As the Amazon loses more and more biodiversity, the indigenous people who live there lose more of their resources. 

This Is a Human Rights Issue 

According to Article 25 of the United Nations’ (UN) Universal Declaration for Human Rights, “Everyone has the right to a standard of living adequate for the health and well-being of himself and his family.  This is also affirmed by Article 7 of the UN’s Declaration on the Rights of Indigenous Peoples (DRIP) states that “Indigenous individuals have the rights to life, physical and mental integrity, liberty and security of person.”  

DRIP also addresses many aspects of the land and resources that indigenous peoples depend on (like in the Amazon rainforest).  Article 8 states that “States shall provide effective mechanisms for prevention of, and redress for actions that deprive them of their integrity as distinct peoples, or of cultural values or ethnic identities and any action that tries or succeeds at taking away their land or resources.  Article 26 identifies indigenous peoples’ rights to the lands and resources they have traditionally possessed, to own, use, develop, and control these lands and resources, and to have “legal recognition and protection to these lands, territories and resources” by the states they live in.  Article 29 states that “Indigenous peoples have the right to conservation and protection of the environment and the productive capacity of their lands or territories and resources.  Articles 30 says that governments should consult the indigenous people who live in the area before using their territories. 

The impacts of the fires and deforestation of the Amazon impede indigenous people’s access to these rights and must be dealt with. 

What Can We Do? 

When faced with the facts of the situation in Amazon, it is easy to feel hopeless about the future.  Here are some things that you can personally do to help. 

Donations 

One option is to donate to organizations aimed at fighting the deforestation of the Amazon rainforest and supporting the people who are impacted by it.  Survival International takes donations in order to fund their efforts to pressure the Brazilian government to keep loggers out of the rainforest in support of the Awá people.  The International Working Group for Indigenous Affairs aims specifically to help makes sure that the voices of indigenous people are heard. 

Rainforest Safe Products 

You can also try to only by products that are deemed “rainforest safe”.  Products that are “Rainforest Alliance Certified” come from “farms that passed audits and met standards for sustainability”.  Some goods that might have the seal for this certification include coffee, bananas, and chocolate.  Products that are made with wood can be “Forest Stewardship Council (FSC)” certified, meaning the wood used did not come from illegal logging and deforestation. 

Sustainable Living 

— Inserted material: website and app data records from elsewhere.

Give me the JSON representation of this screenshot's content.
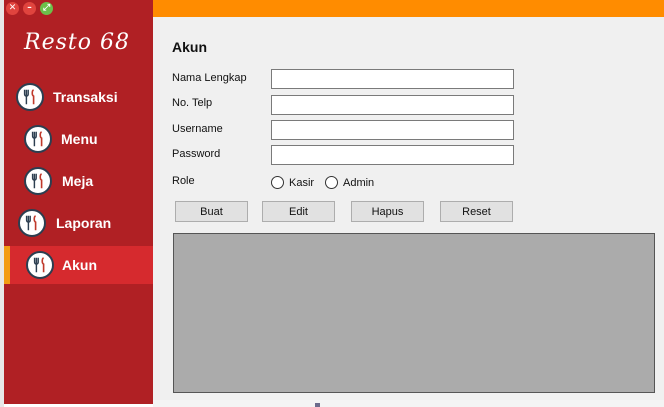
{
  "app": {
    "logo_text": "Resto 68"
  },
  "window_controls": {
    "close": "✕",
    "minimize": "–",
    "maximize": "⤢"
  },
  "sidebar": {
    "items": [
      {
        "label": "Transaksi",
        "icon": "utensils-icon",
        "active": false
      },
      {
        "label": "Menu",
        "icon": "utensils-icon",
        "active": false
      },
      {
        "label": "Meja",
        "icon": "utensils-icon",
        "active": false
      },
      {
        "label": "Laporan",
        "icon": "utensils-icon",
        "active": false
      },
      {
        "label": "Akun",
        "icon": "utensils-icon",
        "active": true
      }
    ]
  },
  "form": {
    "title": "Akun",
    "fields": [
      {
        "label": "Nama Lengkap",
        "value": ""
      },
      {
        "label": "No. Telp",
        "value": ""
      },
      {
        "label": "Username",
        "value": ""
      },
      {
        "label": "Password",
        "value": ""
      }
    ],
    "role_label": "Role",
    "role_options": [
      "Kasir",
      "Admin"
    ],
    "buttons": [
      "Buat",
      "Edit",
      "Hapus",
      "Reset"
    ]
  },
  "colors": {
    "sidebar": "#b02024",
    "active_item": "#d62a2e",
    "accent": "#ff8c00",
    "grid": "#ababab"
  }
}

Another great option is to try to live a more sustainable life overall.  One of the best things that you can do is adopt a plant-based (vegan) diet or at least cut down on your consumption of animal products.  As it was previously mentioned, one of the biggest reasons for the clearing of the Amazon is cattle grazing and the farming of soybeans (which are mostly used to feed livestock).  According to the United States Department of Agriculture, Brazil is world’s largest beef exporter, “providing close to 20 percent of total global beef exports.  In 2017, the United States was the sixth largest importer of Brazilian beef, buying $295 million dollars’ worth According to the USDA Economic Research Service, the United States imported 140.9 million pounds Brazilian beef in 2019.   

Cutting down on the consumption of animal products is also a great way to live more sustainably, as 42% of the United States’ agricultural greenhouse gas emissions are from animal agriculture and “livestock accounts for between 14.5 percent and 18 percent of human-induced greenhouse gas emissions” worldwide. 

It main seem difficult, but it is possible for to make a difference as ordinary people.